The Night ShiftFirst-time mothers, who have less experience in managing both their infants' sleep and their own, may be hardest hit. Kathryn Lee, R.N., Ph.D., a professor of nursing at the University of California at San Francisco, studied the sleep patterns of new and experienced mothers. First-time mothers, she found, experienced significantly more disturbed sleep and were more fatigued at one month postpartum. The reason for this, says Lee, is that the experienced mothers fed, diapered, and got their babies back to sleep faster, so they got more sleep themselves. While first-time moms spent an average of 28 percent of the night awake, veteran moms whittled it down to 15 percent.
Experienced mothers also appeared to get proportionally more deep sleep (the restorative state) in the early postpartum months than first-time moms did. When Lee compared rates of deep sleep in both groups to their rates before they got pregnant, she found that experienced mothers spent more time in this restorative sleep phase than rookie moms, for reasons that aren't clear.
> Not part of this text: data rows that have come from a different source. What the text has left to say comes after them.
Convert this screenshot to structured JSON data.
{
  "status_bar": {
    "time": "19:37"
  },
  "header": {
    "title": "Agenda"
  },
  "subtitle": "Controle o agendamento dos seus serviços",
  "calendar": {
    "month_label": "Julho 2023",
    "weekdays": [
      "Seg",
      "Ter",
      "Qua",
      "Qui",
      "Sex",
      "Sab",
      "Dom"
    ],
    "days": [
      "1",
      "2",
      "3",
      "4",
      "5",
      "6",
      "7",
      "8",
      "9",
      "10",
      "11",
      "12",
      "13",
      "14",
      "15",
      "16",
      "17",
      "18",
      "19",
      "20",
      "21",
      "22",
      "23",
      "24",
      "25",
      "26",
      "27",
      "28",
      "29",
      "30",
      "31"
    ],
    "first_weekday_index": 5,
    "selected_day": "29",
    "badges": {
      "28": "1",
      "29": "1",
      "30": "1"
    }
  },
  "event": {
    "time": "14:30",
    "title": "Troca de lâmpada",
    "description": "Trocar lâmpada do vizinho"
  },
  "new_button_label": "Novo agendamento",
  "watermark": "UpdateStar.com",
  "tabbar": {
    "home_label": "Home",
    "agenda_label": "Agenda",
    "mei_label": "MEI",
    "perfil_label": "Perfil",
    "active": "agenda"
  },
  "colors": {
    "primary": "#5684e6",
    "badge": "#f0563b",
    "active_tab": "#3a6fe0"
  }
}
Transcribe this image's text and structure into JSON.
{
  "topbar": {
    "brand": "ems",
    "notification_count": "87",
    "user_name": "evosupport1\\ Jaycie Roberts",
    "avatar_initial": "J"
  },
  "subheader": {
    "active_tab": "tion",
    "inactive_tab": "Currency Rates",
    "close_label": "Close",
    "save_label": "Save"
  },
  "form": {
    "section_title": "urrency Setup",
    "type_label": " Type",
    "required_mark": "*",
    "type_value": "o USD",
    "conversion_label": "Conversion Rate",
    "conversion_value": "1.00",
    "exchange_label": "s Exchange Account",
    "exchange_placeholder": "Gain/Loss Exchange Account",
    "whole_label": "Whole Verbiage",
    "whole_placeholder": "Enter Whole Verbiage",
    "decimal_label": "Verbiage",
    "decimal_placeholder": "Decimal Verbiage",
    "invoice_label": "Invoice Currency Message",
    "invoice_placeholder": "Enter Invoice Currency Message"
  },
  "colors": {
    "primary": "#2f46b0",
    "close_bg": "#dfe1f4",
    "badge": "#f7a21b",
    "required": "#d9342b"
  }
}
Rates of deep sleep between the groups evened out when the babies were 3 months old.
Thankfully, both groups appear to get a boost from breastfeeding, adds Lee. Research indicates that prolactin, which is present in high levels in breastfeeding mothers, may foster deep sleep, helping them squeeze out more benefits from their time in bed.